What is needed: Where does the word "this" appear in the data? Copy every line that holds it.

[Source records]
= = = = =

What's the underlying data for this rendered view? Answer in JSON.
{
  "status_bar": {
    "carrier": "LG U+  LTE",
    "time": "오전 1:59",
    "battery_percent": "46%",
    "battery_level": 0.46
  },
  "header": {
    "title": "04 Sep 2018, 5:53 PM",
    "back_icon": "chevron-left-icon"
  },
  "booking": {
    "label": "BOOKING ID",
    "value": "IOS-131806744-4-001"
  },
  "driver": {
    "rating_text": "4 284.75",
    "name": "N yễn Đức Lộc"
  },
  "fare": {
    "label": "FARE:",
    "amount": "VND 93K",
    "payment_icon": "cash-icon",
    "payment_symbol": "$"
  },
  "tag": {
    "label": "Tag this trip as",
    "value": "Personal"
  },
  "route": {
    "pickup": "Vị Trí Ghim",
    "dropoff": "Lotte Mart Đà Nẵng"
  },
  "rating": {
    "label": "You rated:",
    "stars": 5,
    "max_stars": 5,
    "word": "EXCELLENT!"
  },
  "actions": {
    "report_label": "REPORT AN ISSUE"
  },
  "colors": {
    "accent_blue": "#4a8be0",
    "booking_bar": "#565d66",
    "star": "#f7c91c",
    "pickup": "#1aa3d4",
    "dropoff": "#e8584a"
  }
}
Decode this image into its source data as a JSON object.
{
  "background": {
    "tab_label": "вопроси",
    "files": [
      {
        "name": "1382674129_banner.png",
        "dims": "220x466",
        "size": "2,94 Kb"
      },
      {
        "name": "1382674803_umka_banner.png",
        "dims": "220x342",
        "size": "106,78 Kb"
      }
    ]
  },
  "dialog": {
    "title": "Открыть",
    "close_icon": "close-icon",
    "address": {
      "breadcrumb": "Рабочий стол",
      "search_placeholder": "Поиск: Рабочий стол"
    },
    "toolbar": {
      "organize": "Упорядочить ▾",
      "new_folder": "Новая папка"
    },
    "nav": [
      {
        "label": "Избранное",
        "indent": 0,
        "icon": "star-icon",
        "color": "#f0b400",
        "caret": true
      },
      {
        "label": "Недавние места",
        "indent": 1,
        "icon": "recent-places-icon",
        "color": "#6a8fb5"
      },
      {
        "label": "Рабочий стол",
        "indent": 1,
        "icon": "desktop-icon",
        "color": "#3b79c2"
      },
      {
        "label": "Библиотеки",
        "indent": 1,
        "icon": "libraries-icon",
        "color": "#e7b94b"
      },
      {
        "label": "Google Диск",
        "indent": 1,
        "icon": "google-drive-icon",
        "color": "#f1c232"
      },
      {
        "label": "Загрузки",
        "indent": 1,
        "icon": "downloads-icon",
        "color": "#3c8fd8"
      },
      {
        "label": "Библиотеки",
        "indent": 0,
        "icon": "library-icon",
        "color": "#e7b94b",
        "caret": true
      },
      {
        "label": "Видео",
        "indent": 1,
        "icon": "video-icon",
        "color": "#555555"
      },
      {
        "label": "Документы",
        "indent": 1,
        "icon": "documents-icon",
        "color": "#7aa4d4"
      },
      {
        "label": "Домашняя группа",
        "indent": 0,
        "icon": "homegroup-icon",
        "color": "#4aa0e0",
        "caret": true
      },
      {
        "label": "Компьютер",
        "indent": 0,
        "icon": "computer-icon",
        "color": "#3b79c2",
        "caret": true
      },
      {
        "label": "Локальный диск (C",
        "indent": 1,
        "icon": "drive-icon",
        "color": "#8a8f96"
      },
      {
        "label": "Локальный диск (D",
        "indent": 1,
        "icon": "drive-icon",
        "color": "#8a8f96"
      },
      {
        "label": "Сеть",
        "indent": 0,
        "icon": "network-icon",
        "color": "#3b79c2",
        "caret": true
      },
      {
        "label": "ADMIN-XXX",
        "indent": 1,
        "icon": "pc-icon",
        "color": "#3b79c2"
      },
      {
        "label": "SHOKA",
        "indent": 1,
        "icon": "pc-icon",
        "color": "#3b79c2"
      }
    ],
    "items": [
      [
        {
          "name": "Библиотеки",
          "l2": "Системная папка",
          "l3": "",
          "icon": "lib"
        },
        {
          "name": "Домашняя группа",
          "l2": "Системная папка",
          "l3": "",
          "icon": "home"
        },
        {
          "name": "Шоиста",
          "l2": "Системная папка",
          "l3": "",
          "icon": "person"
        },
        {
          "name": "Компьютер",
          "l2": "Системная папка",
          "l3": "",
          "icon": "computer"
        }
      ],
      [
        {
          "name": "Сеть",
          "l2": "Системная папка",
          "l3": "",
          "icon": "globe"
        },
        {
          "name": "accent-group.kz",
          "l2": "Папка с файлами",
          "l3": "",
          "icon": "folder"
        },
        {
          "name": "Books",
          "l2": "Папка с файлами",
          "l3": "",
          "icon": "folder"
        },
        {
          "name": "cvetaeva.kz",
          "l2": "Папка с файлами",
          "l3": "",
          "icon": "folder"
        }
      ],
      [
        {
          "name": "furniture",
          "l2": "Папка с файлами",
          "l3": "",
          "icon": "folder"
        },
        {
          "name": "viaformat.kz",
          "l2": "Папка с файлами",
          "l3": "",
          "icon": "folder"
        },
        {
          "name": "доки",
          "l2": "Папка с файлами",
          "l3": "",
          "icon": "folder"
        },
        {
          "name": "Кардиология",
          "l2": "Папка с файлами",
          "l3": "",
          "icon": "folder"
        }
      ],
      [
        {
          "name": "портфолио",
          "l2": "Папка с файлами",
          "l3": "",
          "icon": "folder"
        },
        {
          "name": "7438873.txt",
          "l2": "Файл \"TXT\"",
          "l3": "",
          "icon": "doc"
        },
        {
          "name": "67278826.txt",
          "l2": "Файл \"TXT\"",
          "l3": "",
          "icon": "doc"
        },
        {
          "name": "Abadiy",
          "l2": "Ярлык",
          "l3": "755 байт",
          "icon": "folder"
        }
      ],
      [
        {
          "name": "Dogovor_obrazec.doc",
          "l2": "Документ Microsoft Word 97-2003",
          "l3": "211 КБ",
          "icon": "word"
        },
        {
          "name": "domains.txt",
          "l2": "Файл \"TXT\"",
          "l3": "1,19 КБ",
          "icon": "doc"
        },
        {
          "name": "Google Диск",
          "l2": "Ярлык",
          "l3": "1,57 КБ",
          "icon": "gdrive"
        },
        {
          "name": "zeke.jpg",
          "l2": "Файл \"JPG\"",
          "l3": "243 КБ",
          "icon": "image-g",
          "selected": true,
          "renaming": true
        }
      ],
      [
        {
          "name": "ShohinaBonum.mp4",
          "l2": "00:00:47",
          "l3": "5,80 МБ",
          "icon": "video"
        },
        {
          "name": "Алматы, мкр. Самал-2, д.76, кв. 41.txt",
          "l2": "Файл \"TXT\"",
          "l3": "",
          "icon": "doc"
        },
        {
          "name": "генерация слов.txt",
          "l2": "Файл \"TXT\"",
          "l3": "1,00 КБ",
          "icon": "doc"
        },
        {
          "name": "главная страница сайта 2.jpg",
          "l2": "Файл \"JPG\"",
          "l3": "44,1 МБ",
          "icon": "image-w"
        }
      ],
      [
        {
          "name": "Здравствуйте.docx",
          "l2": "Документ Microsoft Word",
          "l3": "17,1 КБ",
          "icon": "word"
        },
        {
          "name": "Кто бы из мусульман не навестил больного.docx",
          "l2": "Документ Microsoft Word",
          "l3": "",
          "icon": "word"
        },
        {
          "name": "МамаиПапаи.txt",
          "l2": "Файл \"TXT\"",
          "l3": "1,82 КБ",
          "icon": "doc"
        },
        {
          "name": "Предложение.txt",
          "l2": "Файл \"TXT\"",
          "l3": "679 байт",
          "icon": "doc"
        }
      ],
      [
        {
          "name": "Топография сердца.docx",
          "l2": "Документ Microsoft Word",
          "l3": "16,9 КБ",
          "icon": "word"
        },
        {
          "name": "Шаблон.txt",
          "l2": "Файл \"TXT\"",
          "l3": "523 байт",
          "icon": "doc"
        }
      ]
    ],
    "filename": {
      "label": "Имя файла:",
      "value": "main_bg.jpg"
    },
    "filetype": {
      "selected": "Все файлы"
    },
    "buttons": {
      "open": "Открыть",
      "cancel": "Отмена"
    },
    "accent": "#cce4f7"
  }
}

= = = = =

Exercise answer:
What's the underlying data for this rendered view? Answer in JSON.
    "label": "Tag this trip as",
Decode this image into its source data as a JSON object.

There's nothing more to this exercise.